First I would like to point out that the originator of the post/rant has made two very common mistakes in the critiquing process that most critics make but that every critic should have better sense than to make in the first place. In critiquing, the rules are simple, and I have pointed these out on many a post in regards to the matter.  The rules that have been broken that the poster in the rant I am referring to are as follows:

1.  Attempting to pick apart the symbolism in a storyline that you did not write. 

Here is how this works.  Unless the author specifically details every single aspect of the symbolism in a novel/storyline, he who did not write the novel is only guessing. Don’t guess. You can debate and discuss amongst yourselves all you want, but to openly try to tell others what the symbolism actually is in the story is not only incredibly presumptuous, but shows your lack of experience as a writer if you are one, and your lack of intelligence as a critic if you are just an avid reader. By doing this you have also simultaneously broken another very important rule when it comes to critiquing a story:

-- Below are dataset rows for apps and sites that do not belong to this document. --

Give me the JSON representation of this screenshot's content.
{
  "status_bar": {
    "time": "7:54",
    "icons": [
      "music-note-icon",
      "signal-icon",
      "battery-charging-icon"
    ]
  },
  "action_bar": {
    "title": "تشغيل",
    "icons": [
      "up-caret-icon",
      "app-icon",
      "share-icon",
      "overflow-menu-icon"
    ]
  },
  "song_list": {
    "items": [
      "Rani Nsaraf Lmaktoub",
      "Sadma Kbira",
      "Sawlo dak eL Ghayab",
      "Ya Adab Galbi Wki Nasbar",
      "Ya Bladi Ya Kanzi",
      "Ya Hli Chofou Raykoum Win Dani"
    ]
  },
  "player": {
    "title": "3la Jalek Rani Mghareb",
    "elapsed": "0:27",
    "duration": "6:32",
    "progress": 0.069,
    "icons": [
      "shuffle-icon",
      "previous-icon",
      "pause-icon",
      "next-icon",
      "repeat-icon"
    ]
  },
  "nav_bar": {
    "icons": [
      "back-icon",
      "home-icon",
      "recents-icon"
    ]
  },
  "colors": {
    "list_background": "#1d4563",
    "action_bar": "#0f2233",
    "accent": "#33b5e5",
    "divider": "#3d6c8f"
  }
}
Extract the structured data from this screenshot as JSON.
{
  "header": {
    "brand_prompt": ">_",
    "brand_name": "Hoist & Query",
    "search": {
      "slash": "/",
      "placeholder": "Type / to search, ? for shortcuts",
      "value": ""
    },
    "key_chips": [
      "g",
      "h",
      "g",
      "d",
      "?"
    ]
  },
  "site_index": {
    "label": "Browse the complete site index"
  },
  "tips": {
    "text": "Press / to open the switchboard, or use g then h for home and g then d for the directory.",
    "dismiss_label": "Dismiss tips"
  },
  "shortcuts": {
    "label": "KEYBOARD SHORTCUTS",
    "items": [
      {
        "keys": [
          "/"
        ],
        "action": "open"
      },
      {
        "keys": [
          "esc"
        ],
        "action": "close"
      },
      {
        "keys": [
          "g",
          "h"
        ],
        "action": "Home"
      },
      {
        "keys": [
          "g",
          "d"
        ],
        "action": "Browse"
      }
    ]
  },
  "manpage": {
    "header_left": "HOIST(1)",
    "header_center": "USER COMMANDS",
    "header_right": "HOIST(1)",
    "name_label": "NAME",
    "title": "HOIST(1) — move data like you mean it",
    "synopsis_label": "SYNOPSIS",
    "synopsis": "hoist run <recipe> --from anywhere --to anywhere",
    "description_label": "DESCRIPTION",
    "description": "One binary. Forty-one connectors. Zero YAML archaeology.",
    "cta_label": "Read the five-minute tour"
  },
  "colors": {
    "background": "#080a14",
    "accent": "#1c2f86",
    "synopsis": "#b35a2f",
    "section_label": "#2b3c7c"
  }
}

2.  Do not presume to know what the author is thinking or where the author is going with a storyline. 

Again, unless an author sits down and spells out every single last detail, no one will ever know every single last secret to the symbolism in a storyline. Chances are there is even symbolism in the work that the author was not even trying to make and are just happy coincidences. Many times over there is symbolism and references that readers will –think- the author was trying to make when he/she had no intentions of making such symbolism in the storyline in the first place.  To be brutally honest, you are not the author, so stop acting like you know what he/she was getting at, what the symbolism is all about, and what the author was or was not trying to accomplish.    

Critics and readers are notorious for trying to figure out what an author was getting at, trying to accomplish, and trying to unravel all the intricate symbolism of a story. Writers naturally want to do this because we have very curious minds and want to try to spread everything out into a neat little line. Again, debating such things are fine; I often enjoy myself a good debate with other authors on what was being conveyed in novels that I have read. It’s a good intellectual exercise to see what others think about certain storylines, to see how writers can read the same novel and find so many different aspects in the symbolism.  Where writers should tread lightly, however, is when they get so full of themselves that they think they actually know what the author was thinking. 

It is when we stop looking at storylines as authors and begin to try to analyze every single detail that we forget what it means to be a writer, to create the storylines and weave the intricate web that will have others trying to figure out what we were thinking at the time and what we are trying to convey with specific scenes and characters. In the end, writers should either be critics or writers, but never both.  Because it is when we stop writing as storytellers and begin writing as critics and editors that we lose not only our creativity, but the respect we have gained as a purveyor of creative literature.